I said in my post yesterday that Christianity has been facing the destruction of many of its myths with the beginning of the scientific revolution 600 years ago. In a way, this is surprising, because historically, Christianity has been absolutely brilliant at incorporating the myths of the peoples converted to Christianity. Christmas and Easter are perhaps the most well-known but there are hundreds of myths like this which have enriched Christianity over the centuries.
Christianity, like other great religions, addresses questions which cannot ultimately be addressed by science – questions like what happens after we die? why do the innocent suffer and the guilty suffer? Why then has Christianity been so flummoxed by the discoveries and inventions of science?
I’m wondering if it is because so often Christian missionaries have arrived with so much more knowledge, so many treasures, so much temporal power that they have not felt the need to incorporate science into their myths. Christianity has so often been almost like a cargo cult. Christians had so much, it must have looked as if their god was indeed better than those already in residence.
And yet there is so much in science that could resonate with the basic Christian message. There are mysteries at the center of science that, for me, at least, are as awe-filled and awful as the mystery of god. Aren’t concepts like dark energy, or the singularity out of which the universe burst 67 billion years ago an opportunity to suggest that we perhaps need to forego our anthropomorphic concepts of god arising from an era when gods lived in the mountains and growled in the thunder?
This is not an argument for God. It’s a word that, perhaps because of my socialization, I cannot use to describe the mystery which seems to reside at the heart of existence. For a similar reason, perhaps, many of the Christian myths strike me as childish. But that is not true for hundreds of thousands of people who can draw great strength and courage from these myths. I watched my own mother face death from cancer at the age of 48 leaving behind ten children under the age of 20. The myth of heaven brought her great strength, and she faced her death with a courage that I still find simply incredible.
But this is a hope that more people who understand Christianity might be able to develop myths that incorporate the essence of the Christian message within a framework that does not require the believer to fear or distort science. Primack and Abrams in their book, The View from the Center of the Universe, are trying to do this in a way that I find quite tantalizing. They argue that science is showing that we are, in a most extraordinary way, quite literally in the center of the universe.
Similarly, Tony Equale in his Easter post has taken the message of god’s universal love to a new and challenging level. Five hundred years ago Galileo challenged the Church to stretch its world beyond that of Earth. This post challenges us to stretch god’s love beyond our universe, beyond time as we know it.
It seems to me that our religious myths must begin to develop this way.
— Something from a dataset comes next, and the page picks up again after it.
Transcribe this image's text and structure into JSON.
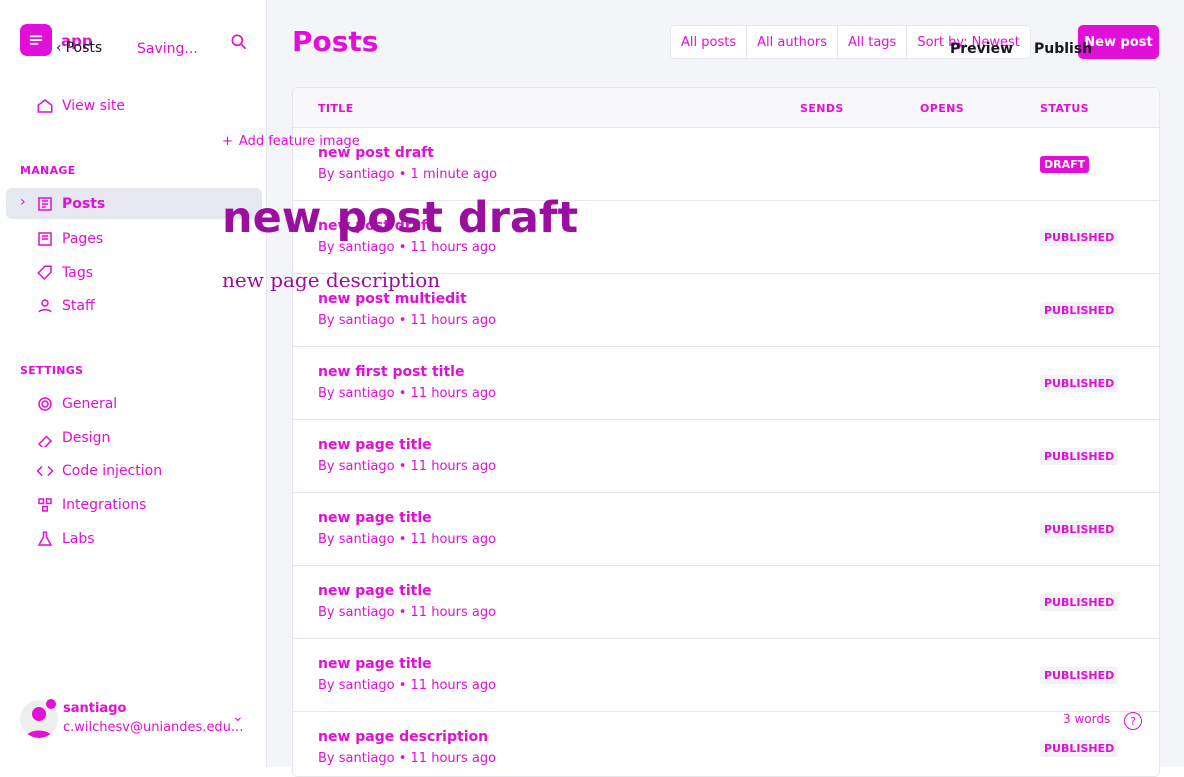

Or there will be an ever-widening gap between science and religion. This will be a terrible loss. Science is too powerful to be unexamined, it is potentially too destructive not to be submitted to the demands of respect and even love for our fellow-man.